This single-center retrospective study was approved by China cancer foundation ethics committee and the need for written informed consent was waived. Approval was registered under local number NCC2016YQ-17.

Consent for publication

Not applicable.

Competing interests


Additional information

Publisher’s Note

Springer Nature remains neutral with regard to jurisdictional claims in published maps and institutional affiliations.

Supplementary information

Rights and permissions

Open Access This article is licensed under a Creative Commons Attribution 4.0 International License, which permits use, sharing, adaptation, distribution and reproduction in any medium or format, as long as you give appropriate credit to the original author(s) and the source, provide a link to the Creative Commons licence, and indicate if changes were made. The images or other third party material in this article are included in the article's Creative Commons licence, unless indicated otherwise in a credit line to the material. If material is not included in the article's Creative Commons licence and your intended use is not permitted by statutory regulation or exceeds the permitted use, you will need to obtain permission directly from the copyright holder. To view a copy of this licence, visit The Creative Commons Public Domain Dedication waiver ( applies to the data made available in this article, unless otherwise stated in a credit line to the data.

Reprints and permissions

About this article

Check for updates. Verify currency and authenticity via CrossMark

Cite this article

Wang, Q., Ye, F., Ma, P. et al. Quantified MRI and 25OH-VitD3 can be used as effective biomarkers for patients with neoadjuvant chemotherapy-induced liver injury in CRCLM?. BMC Cancer 20, 767 (2020).

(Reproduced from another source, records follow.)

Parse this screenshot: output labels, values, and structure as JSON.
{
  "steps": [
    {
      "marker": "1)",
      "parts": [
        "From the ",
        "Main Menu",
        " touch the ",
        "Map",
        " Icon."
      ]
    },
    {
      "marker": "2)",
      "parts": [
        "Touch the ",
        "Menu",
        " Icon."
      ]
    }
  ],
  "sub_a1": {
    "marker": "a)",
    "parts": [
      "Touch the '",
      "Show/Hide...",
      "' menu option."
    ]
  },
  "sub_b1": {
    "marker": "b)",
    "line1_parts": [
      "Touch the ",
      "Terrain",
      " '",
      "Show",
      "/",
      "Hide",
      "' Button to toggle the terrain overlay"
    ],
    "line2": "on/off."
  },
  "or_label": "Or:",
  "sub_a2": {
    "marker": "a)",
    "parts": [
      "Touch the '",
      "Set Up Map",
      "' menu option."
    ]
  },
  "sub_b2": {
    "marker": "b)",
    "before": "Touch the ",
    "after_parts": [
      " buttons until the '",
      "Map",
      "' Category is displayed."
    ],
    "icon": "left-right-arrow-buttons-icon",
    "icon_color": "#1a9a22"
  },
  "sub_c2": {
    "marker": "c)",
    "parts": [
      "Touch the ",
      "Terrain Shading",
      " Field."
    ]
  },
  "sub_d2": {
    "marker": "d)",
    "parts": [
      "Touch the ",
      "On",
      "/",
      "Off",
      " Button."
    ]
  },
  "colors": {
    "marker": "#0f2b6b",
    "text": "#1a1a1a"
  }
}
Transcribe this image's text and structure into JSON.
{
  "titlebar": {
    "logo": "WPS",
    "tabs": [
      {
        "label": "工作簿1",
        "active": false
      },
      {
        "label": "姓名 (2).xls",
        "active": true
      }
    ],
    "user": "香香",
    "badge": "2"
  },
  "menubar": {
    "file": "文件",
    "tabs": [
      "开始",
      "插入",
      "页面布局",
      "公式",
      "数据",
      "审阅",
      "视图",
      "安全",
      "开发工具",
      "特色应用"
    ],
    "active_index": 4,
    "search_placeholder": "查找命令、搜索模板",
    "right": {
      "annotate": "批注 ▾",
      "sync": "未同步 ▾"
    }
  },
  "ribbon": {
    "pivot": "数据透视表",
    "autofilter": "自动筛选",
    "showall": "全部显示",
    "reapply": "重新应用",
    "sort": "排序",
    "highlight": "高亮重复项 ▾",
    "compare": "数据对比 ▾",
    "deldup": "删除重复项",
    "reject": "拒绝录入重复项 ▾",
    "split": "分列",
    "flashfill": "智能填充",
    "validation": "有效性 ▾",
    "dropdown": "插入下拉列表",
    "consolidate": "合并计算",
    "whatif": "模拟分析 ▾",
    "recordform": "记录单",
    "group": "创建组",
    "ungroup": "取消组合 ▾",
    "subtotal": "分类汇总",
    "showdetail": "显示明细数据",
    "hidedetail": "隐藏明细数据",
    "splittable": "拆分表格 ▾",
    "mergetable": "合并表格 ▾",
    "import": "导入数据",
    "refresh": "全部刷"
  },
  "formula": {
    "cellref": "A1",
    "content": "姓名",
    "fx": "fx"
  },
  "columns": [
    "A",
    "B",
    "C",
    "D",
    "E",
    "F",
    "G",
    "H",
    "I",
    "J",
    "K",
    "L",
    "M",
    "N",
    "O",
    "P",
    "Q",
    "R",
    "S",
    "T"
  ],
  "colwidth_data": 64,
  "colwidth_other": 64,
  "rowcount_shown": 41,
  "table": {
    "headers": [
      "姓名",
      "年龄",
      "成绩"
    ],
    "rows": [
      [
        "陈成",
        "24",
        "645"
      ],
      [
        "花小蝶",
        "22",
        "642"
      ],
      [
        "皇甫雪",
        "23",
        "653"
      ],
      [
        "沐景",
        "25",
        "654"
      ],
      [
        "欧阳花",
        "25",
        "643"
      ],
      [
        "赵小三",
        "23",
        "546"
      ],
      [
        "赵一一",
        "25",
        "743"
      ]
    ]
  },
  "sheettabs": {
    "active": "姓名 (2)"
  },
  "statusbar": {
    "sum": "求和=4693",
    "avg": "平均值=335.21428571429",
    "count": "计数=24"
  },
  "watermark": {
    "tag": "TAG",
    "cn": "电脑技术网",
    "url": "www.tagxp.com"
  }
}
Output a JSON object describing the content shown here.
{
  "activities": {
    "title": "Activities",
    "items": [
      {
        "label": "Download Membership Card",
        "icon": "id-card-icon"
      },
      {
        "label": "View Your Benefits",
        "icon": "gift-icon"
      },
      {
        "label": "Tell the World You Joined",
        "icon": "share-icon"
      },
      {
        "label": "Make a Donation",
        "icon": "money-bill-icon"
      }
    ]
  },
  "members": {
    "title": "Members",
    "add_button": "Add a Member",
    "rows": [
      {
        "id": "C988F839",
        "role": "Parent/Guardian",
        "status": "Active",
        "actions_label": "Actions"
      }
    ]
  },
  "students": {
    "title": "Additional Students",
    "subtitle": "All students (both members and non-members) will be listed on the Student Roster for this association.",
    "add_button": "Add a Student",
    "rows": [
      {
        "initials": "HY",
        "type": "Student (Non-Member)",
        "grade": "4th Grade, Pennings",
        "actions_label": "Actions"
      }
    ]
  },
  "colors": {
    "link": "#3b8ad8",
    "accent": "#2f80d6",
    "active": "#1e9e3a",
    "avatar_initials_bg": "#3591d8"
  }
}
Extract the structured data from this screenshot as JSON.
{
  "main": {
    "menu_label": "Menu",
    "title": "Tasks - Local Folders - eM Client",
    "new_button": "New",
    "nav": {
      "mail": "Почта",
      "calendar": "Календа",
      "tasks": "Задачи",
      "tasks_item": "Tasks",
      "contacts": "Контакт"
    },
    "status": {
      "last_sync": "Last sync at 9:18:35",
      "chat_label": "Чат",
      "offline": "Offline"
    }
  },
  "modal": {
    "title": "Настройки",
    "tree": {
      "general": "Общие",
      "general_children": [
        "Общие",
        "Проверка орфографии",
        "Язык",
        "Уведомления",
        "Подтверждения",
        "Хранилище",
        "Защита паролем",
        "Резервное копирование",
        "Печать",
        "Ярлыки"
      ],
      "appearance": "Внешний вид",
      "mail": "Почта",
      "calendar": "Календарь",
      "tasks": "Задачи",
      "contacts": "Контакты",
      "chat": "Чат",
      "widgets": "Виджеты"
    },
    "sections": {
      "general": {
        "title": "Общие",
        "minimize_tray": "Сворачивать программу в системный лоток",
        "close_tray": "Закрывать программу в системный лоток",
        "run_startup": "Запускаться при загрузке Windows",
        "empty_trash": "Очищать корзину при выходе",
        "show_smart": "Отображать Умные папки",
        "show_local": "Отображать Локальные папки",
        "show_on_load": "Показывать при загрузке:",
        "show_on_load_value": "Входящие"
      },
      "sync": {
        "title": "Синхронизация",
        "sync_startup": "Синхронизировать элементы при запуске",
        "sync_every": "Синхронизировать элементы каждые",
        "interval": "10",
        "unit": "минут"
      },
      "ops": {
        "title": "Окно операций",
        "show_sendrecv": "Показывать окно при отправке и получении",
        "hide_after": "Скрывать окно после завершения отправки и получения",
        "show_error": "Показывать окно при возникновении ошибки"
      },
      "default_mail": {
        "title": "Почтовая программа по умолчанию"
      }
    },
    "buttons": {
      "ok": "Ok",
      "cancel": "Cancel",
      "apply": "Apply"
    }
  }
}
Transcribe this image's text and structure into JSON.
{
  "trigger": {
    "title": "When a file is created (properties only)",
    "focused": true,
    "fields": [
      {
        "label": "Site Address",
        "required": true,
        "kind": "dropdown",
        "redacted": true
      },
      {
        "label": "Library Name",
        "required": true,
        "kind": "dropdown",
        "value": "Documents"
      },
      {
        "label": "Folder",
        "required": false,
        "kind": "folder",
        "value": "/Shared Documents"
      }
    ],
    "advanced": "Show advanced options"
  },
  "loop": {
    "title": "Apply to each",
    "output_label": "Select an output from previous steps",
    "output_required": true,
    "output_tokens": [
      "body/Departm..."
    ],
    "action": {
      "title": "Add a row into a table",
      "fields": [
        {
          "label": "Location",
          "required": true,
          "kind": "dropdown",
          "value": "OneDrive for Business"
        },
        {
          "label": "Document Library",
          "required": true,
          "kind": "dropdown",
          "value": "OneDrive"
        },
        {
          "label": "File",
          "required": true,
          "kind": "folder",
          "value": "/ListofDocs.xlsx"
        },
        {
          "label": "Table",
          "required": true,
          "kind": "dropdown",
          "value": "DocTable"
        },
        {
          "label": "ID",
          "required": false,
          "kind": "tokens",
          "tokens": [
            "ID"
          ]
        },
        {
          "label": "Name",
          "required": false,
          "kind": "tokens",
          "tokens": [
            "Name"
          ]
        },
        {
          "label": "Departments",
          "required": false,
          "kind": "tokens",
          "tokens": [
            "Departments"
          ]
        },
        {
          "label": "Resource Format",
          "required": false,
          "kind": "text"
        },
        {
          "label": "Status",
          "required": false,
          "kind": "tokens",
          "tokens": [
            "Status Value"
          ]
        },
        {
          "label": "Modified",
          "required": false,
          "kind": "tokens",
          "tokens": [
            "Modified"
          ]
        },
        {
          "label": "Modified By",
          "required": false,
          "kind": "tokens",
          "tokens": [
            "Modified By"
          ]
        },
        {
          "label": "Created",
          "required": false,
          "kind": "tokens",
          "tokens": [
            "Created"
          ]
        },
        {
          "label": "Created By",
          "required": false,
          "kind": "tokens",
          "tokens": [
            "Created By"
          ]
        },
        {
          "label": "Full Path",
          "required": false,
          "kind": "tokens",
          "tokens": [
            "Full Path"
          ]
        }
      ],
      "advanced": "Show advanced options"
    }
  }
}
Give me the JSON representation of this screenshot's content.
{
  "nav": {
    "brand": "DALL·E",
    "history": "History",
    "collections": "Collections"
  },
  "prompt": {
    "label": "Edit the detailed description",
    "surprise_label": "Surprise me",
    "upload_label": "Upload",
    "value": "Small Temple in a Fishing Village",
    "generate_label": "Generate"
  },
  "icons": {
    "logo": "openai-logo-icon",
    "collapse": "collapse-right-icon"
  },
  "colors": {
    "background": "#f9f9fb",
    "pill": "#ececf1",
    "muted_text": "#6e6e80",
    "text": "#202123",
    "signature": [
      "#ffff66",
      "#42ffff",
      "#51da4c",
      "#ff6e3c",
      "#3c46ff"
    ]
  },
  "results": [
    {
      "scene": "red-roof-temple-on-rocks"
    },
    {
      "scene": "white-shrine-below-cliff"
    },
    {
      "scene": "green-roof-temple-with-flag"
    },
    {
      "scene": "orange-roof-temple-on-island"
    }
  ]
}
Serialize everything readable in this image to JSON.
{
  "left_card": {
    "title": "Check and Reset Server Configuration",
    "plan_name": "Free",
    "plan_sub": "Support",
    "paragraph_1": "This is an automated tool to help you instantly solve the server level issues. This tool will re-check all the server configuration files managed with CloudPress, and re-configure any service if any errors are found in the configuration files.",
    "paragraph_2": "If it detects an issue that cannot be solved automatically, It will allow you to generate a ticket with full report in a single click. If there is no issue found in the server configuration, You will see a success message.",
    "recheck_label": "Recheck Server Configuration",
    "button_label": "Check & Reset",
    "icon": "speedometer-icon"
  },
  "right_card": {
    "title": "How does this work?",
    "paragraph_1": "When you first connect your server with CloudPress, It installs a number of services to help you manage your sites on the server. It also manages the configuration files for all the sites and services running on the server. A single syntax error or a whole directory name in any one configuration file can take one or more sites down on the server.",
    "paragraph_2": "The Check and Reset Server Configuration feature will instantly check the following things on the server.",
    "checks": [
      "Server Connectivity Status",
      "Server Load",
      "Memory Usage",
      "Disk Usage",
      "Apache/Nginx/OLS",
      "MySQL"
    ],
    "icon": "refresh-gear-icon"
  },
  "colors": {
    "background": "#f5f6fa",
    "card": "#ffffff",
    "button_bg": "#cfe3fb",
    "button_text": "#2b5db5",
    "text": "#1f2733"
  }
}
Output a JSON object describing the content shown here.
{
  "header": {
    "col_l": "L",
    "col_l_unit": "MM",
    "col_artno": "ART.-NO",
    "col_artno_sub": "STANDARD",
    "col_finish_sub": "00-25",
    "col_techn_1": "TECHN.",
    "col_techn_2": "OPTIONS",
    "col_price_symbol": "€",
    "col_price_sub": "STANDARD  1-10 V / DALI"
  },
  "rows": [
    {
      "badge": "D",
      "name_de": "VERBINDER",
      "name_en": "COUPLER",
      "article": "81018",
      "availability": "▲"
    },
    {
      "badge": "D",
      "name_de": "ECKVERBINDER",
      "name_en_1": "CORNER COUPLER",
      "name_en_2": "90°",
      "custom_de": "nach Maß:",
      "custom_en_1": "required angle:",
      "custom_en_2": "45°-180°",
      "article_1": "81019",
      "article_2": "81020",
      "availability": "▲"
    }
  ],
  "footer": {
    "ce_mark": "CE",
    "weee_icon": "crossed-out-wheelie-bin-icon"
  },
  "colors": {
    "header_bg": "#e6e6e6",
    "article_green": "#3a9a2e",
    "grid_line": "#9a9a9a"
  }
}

Download citation

  • Received:

  • Accepted:

  • Published:

  • DOI: